Input:

--- START ---

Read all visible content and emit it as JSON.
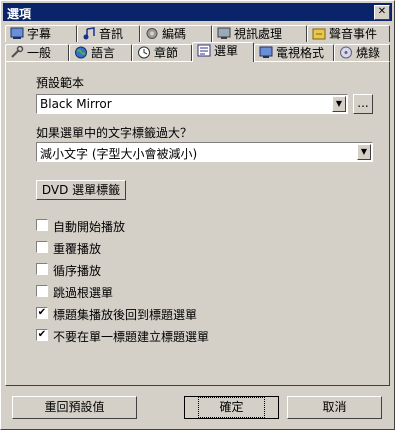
{
  "window": {
    "title": "選項",
    "close_glyph": "✕"
  },
  "tabs_row1": [
    {
      "label": "字幕",
      "icon": "subtitles-icon"
    },
    {
      "label": "音訊",
      "icon": "audio-icon"
    },
    {
      "label": "編碼",
      "icon": "encoding-icon"
    },
    {
      "label": "視訊處理",
      "icon": "video-processing-icon"
    },
    {
      "label": "聲音事件",
      "icon": "sound-events-icon"
    }
  ],
  "tabs_row2": [
    {
      "label": "一般",
      "icon": "general-icon"
    },
    {
      "label": "語言",
      "icon": "language-icon"
    },
    {
      "label": "章節",
      "icon": "chapters-icon"
    },
    {
      "label": "選單",
      "icon": "menu-icon",
      "active": true
    },
    {
      "label": "電視格式",
      "icon": "tv-format-icon"
    },
    {
      "label": "燒錄",
      "icon": "burn-icon"
    }
  ],
  "menu_panel": {
    "preset_label": "預設範本",
    "preset_value": "Black Mirror",
    "browse_label": "...",
    "overflow_label": "如果選單中的文字標籤過大？",
    "overflow_value": "減小文字 (字型大小會被減小)",
    "dvd_labels_button": "DVD 選單標籤",
    "checkboxes": [
      {
        "label": "自動開始播放",
        "checked": false
      },
      {
        "label": "重覆播放",
        "checked": false
      },
      {
        "label": "循序播放",
        "checked": false
      },
      {
        "label": "跳過根選單",
        "checked": false
      },
      {
        "label": "標題集播放後回到標題選單",
        "checked": true
      },
      {
        "label": "不要在單一標題建立標題選單",
        "checked": true
      }
    ]
  },
  "footer": {
    "reset_label": "重回預設值",
    "ok_label": "確定",
    "cancel_label": "取消"
  }
}
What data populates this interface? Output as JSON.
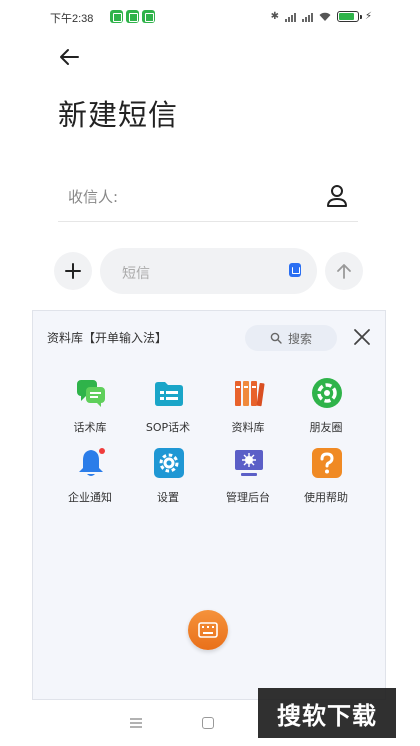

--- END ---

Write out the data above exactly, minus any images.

Exercise solution:
Read all visible content and emit it as JSON.
{
  "window": {
    "title": "選項",
    "close_glyph": "✕"
  },
  "tabs_row1": [
    {
      "label": "字幕",
      "icon": "subtitles-icon"
    },
    {
      "label": "音訊",
      "icon": "audio-icon"
    },
    {
      "label": "編碼",
      "icon": "encoding-icon"
    },
    {
      "label": "視訊處理",
      "icon": "video-processing-icon"
    },
    {
      "label": "聲音事件",
      "icon": "sound-events-icon"
    }
  ],
  "tabs_row2": [
    {
      "label": "一般",
      "icon": "general-icon"
    },
    {
      "label": "語言",
      "icon": "language-icon"
    },
    {
      "label": "章節",
      "icon": "chapters-icon"
    },
    {
      "label": "選單",
      "icon": "menu-icon",
      "active": true
    },
    {
      "label": "電視格式",
      "icon": "tv-format-icon"
    },
    {
      "label": "燒錄",
      "icon": "burn-icon"
    }
  ],
  "menu_panel": {
    "preset_label": "預設範本",
    "preset_value": "Black Mirror",
    "browse_label": "...",
    "overflow_label": "如果選單中的文字標籤過大？",
    "overflow_value": "減小文字 (字型大小會被減小)",
    "dvd_labels_button": "DVD 選單標籤",
    "checkboxes": [
      {
        "label": "自動開始播放",
        "checked": false
      },
      {
        "label": "重覆播放",
        "checked": false
      },
      {
        "label": "循序播放",
        "checked": false
      },
      {
        "label": "跳過根選單",
        "checked": false
      },
      {
        "label": "標題集播放後回到標題選單",
        "checked": true
      },
      {
        "label": "不要在單一標題建立標題選單",
        "checked": true
      }
    ]
  },
  "footer": {
    "reset_label": "重回預設值",
    "ok_label": "確定",
    "cancel_label": "取消"
  }
}
What data populates this interface? Output as JSON.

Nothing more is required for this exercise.